[Listed entries]
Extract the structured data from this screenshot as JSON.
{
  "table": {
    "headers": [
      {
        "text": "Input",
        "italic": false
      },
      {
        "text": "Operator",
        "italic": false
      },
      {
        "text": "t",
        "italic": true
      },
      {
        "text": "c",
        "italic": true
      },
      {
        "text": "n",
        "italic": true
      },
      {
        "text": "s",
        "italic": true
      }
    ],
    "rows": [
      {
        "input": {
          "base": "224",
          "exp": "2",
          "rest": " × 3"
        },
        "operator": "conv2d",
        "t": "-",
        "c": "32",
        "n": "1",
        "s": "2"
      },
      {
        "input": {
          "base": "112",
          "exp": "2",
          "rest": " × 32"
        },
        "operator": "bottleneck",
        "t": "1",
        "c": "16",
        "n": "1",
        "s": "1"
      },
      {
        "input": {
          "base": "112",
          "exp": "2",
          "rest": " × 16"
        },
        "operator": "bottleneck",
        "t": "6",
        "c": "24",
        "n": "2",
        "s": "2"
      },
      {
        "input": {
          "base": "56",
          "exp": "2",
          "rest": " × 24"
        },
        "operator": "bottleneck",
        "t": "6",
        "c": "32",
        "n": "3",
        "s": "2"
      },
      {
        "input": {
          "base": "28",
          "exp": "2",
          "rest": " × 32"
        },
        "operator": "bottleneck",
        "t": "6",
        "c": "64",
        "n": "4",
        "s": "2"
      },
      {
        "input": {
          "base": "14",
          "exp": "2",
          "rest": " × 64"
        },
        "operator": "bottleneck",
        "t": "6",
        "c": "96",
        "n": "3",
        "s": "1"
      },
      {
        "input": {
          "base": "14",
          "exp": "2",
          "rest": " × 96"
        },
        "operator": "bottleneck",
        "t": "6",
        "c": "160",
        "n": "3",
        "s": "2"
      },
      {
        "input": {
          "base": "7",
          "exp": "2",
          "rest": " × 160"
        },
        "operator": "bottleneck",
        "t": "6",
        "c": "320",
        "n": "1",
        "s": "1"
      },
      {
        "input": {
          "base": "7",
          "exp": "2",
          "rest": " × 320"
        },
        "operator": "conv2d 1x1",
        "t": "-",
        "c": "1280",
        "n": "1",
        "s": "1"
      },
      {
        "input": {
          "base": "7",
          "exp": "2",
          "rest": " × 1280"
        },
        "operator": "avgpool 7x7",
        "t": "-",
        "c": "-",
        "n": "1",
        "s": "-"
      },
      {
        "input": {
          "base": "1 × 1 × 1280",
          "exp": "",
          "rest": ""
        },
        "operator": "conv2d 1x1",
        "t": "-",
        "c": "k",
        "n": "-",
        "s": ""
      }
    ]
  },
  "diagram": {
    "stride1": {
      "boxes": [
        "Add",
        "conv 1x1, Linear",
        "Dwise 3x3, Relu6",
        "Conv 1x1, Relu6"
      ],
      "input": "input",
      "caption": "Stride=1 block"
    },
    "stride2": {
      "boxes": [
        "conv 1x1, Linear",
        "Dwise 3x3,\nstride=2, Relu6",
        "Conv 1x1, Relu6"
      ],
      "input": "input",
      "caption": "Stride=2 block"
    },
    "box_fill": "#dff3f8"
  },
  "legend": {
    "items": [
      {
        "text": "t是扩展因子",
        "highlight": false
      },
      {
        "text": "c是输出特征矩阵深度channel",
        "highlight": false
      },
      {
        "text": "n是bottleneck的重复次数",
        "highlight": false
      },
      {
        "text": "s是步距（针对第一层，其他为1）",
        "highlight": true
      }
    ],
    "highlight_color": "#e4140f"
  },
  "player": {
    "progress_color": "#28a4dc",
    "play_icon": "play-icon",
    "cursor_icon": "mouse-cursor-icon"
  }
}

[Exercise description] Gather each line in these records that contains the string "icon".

[Task solution]
    "play_icon": "play-icon",
    "cursor_icon": "mouse-cursor-icon"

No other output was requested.